If you have always wanted hard-surface or wood flooring but could never justify the cost, knowing that hard-surface flooring is easier to maintain in an allergen-free state than carpet, may be just the excuse you've been looking for. Carpets are far less sanitary than hard-surface flooring, so if you choose to keep them, make sure you vacuum regularly.

7. What About an Air Filtration System?

Filtering your indoor air by way of a central system for the entire home is the single, most efficient way to improve your indoor air quality. If a central system is not an option, you may consider a single room air purifier. Remember, though, a single room purifier is just that; it purifies the air in only one room. Because air moves about your home freely, air from a non-filtered room can easily make its way to a filtered room, defeating the purpose of your mission. With whichever system you choose, make sure it has a HEPA filter and beware of systems that generate ozone but claim to filter the air. 

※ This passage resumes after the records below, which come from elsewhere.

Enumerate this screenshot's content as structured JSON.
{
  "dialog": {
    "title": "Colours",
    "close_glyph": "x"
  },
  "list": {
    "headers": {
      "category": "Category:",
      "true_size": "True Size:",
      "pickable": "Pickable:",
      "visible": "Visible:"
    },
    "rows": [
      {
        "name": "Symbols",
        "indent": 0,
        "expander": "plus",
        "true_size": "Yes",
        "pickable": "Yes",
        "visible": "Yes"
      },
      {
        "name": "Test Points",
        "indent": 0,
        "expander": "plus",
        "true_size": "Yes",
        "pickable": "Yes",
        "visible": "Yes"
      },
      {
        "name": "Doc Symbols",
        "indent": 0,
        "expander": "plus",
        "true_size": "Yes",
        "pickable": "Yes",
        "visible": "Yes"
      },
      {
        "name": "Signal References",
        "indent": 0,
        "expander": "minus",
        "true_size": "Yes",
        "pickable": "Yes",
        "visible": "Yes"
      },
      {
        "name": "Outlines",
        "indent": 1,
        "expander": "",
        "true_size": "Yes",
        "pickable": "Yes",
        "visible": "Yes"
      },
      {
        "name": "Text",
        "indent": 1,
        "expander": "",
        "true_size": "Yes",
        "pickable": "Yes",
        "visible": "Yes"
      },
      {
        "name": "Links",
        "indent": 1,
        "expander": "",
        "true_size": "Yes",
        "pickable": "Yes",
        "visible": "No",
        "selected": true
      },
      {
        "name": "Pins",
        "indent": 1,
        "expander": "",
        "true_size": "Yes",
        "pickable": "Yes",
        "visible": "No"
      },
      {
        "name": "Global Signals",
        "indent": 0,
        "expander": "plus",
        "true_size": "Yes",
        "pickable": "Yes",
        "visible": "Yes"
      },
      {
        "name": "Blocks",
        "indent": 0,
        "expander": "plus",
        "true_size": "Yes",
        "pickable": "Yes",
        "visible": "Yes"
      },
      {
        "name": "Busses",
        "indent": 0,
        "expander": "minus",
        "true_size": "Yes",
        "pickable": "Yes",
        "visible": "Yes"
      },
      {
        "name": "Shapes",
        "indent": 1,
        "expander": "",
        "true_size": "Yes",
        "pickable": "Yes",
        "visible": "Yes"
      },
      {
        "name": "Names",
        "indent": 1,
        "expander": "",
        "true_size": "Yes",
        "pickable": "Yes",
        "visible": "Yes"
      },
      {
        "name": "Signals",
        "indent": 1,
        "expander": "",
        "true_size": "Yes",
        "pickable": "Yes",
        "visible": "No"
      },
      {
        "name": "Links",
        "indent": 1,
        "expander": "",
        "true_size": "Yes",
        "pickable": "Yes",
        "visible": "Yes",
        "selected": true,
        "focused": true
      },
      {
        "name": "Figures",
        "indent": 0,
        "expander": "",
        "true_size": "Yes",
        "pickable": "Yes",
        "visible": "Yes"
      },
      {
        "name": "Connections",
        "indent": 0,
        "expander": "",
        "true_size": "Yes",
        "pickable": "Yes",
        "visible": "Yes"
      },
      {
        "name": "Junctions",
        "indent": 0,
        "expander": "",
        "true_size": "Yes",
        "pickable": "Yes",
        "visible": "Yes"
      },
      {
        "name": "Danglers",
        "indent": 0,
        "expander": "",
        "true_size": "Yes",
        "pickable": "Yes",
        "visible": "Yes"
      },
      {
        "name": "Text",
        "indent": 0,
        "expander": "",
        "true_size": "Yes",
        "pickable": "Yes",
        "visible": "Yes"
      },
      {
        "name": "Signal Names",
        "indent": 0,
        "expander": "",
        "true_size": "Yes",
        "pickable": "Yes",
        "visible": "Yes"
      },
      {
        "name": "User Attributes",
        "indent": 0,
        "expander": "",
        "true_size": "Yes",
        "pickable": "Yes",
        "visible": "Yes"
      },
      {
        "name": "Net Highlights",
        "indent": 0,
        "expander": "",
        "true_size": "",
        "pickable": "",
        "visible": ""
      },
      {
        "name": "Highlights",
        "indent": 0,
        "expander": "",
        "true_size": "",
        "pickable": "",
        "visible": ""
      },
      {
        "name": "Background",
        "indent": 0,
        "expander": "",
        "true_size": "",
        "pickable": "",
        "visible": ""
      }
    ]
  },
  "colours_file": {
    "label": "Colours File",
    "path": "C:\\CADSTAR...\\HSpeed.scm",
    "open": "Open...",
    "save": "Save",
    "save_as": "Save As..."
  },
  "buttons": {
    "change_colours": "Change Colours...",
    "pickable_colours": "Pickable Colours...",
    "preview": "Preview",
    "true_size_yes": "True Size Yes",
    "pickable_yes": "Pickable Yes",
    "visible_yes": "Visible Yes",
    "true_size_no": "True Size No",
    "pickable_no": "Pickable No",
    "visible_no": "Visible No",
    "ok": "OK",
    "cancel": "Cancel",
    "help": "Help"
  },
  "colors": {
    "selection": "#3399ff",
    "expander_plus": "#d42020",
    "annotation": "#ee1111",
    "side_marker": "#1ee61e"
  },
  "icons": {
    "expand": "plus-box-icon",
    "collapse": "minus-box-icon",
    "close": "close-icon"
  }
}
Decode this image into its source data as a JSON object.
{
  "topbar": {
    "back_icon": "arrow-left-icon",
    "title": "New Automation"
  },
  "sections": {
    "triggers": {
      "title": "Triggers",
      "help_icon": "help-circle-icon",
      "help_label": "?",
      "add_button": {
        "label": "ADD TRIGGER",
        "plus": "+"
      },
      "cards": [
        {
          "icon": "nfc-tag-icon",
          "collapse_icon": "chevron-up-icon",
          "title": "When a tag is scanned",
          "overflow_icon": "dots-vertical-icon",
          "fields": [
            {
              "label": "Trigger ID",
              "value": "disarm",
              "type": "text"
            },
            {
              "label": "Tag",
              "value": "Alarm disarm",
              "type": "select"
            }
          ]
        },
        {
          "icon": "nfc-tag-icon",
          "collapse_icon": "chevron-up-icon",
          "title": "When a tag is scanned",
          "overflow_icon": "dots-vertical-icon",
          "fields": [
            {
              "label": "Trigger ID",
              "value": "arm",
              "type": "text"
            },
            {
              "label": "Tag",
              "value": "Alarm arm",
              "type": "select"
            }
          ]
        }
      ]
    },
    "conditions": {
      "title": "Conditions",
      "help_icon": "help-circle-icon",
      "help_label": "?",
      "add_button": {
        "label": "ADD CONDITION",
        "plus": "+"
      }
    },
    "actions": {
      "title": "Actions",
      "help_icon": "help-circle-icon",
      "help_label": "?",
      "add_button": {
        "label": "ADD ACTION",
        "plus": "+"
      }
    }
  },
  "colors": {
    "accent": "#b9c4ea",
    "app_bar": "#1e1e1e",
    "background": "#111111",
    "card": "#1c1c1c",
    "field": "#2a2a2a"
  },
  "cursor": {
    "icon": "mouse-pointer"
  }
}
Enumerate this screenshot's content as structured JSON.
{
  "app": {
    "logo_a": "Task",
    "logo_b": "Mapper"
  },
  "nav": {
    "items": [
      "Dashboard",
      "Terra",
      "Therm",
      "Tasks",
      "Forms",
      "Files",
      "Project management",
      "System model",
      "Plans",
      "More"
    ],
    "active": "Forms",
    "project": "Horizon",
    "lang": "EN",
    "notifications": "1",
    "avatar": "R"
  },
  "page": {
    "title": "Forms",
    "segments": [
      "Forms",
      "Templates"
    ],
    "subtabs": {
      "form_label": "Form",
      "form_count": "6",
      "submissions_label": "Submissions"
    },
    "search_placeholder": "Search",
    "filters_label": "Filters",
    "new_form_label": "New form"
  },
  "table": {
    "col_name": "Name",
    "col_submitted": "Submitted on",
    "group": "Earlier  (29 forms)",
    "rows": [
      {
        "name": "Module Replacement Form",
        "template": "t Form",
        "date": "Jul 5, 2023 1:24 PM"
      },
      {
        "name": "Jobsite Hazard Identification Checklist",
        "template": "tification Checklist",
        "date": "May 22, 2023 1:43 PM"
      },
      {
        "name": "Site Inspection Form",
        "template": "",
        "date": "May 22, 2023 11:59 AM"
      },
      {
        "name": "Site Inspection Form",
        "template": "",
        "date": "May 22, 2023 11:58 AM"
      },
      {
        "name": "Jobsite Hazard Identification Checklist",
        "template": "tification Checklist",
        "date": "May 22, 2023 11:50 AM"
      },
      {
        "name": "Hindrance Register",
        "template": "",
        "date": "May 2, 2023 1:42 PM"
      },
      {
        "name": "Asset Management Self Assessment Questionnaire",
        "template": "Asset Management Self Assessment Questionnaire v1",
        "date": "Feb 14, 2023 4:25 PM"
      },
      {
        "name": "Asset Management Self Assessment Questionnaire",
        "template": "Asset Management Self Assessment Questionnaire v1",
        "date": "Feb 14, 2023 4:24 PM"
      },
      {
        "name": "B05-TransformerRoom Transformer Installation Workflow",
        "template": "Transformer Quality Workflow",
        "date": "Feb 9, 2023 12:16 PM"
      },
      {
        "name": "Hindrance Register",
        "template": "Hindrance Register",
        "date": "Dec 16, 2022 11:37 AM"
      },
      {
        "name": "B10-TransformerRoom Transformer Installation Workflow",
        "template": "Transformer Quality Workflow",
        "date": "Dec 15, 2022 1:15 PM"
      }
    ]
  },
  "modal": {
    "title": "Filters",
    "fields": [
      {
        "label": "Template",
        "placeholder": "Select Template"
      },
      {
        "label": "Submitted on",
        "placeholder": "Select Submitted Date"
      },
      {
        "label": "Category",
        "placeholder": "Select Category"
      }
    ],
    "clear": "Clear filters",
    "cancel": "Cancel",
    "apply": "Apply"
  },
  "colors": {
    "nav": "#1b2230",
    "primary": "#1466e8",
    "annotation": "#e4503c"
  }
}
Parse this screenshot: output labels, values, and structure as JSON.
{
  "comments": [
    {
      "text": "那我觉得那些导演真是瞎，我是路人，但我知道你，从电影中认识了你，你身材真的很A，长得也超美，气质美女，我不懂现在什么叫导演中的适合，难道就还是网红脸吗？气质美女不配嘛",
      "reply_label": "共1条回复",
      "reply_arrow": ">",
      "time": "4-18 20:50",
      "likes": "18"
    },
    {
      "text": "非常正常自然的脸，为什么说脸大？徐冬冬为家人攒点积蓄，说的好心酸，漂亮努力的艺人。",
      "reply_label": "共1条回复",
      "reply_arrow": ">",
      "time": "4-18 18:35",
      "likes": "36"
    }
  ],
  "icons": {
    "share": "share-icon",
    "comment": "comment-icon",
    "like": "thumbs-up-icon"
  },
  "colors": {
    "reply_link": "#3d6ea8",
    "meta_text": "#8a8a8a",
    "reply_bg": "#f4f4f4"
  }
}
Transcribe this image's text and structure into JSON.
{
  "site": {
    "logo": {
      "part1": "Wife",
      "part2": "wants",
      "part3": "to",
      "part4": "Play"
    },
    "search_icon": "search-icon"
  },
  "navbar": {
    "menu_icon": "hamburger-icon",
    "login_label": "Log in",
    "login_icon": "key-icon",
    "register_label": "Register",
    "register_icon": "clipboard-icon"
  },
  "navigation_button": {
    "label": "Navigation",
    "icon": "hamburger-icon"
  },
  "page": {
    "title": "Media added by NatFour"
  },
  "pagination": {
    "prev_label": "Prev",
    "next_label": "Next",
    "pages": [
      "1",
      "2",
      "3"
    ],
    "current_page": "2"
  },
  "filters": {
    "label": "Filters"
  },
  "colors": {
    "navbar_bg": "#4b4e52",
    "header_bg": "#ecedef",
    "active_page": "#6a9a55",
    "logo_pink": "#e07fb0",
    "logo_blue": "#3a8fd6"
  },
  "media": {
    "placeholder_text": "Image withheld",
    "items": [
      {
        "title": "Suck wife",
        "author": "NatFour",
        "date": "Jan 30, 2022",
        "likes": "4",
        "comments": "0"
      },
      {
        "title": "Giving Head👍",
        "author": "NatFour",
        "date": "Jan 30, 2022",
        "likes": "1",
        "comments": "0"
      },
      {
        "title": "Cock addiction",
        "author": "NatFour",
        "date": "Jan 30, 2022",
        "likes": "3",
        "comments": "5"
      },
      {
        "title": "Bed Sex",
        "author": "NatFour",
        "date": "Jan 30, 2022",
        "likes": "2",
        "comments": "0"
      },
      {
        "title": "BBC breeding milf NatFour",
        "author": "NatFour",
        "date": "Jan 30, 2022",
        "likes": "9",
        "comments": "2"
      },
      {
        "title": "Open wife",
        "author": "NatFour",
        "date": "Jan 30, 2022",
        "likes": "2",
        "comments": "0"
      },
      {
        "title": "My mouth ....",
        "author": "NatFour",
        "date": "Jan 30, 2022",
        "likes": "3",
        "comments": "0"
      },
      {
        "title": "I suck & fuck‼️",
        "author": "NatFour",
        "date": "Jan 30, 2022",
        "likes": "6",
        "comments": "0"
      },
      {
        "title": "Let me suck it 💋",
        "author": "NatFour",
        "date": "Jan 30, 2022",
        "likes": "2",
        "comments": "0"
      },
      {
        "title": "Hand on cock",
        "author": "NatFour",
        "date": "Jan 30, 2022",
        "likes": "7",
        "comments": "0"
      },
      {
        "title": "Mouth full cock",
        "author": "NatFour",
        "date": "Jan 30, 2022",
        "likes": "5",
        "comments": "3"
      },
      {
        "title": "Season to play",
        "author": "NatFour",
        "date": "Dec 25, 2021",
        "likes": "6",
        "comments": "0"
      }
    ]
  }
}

8. Make Sure Your Home Is Radon Free

A radioactive gas that can cause lung cancer, radon is colorless and odorless, so detecting it is impossible without testing for it. The EPA recommends a do-it-yourself testing kit that can assess radon levels in your home. 

9. Become Product Conscious

Did you know that certain products can actually help you maintain healthy air quality within your home? The Asthma and Allergy Foundation of America has developed a certification program designed to help you identify which products these are. 

10. Watch Out for Household Chemicals

The final step in our management plan for improving indoor air quality requires that you become aware of the different types of products in your home that contain harsh chemicals. These include paints, varnishes, wax, and cleaning or cosmetic supplies. According to the EPA, everyday household items such as these contain dangerous chemicals that can cause harm to your lungs if inhaled. If you must purchase these types of products, do so in limited quantities. Also, don't keep partially used containers of unnecessary products laying around your home as they can emit chemicals that are bad for your lungs.

5 Sources
Verywell Health uses only high-quality sources, including peer-reviewed studies, to support the facts within our articles. Read our editorial process to learn more about how we fact-check and keep our content accurate, reliable, and trustworthy.
  1. Baxi SN, Phipatanakul W. The role of allergen exposure and avoidance in asthmaAdolesc Med State Art Rev. 2010;21(1):57–ix.

  2. U.S. Environmental Protection Agency. Fundamentals of Indoor Air Quality in Buildings.

  3. U.S. Environmental Protection Agency. Improving Indoor Air Quality.

  4. American Lung Association. Dust Mites.

  5. U.S. Environmental Protection Agency. What is radon gas? Is it dangerous?

By Deborah Leader, RN
 Deborah Leader RN, PHN, is a registered nurse and medical writer who focuses on COPD.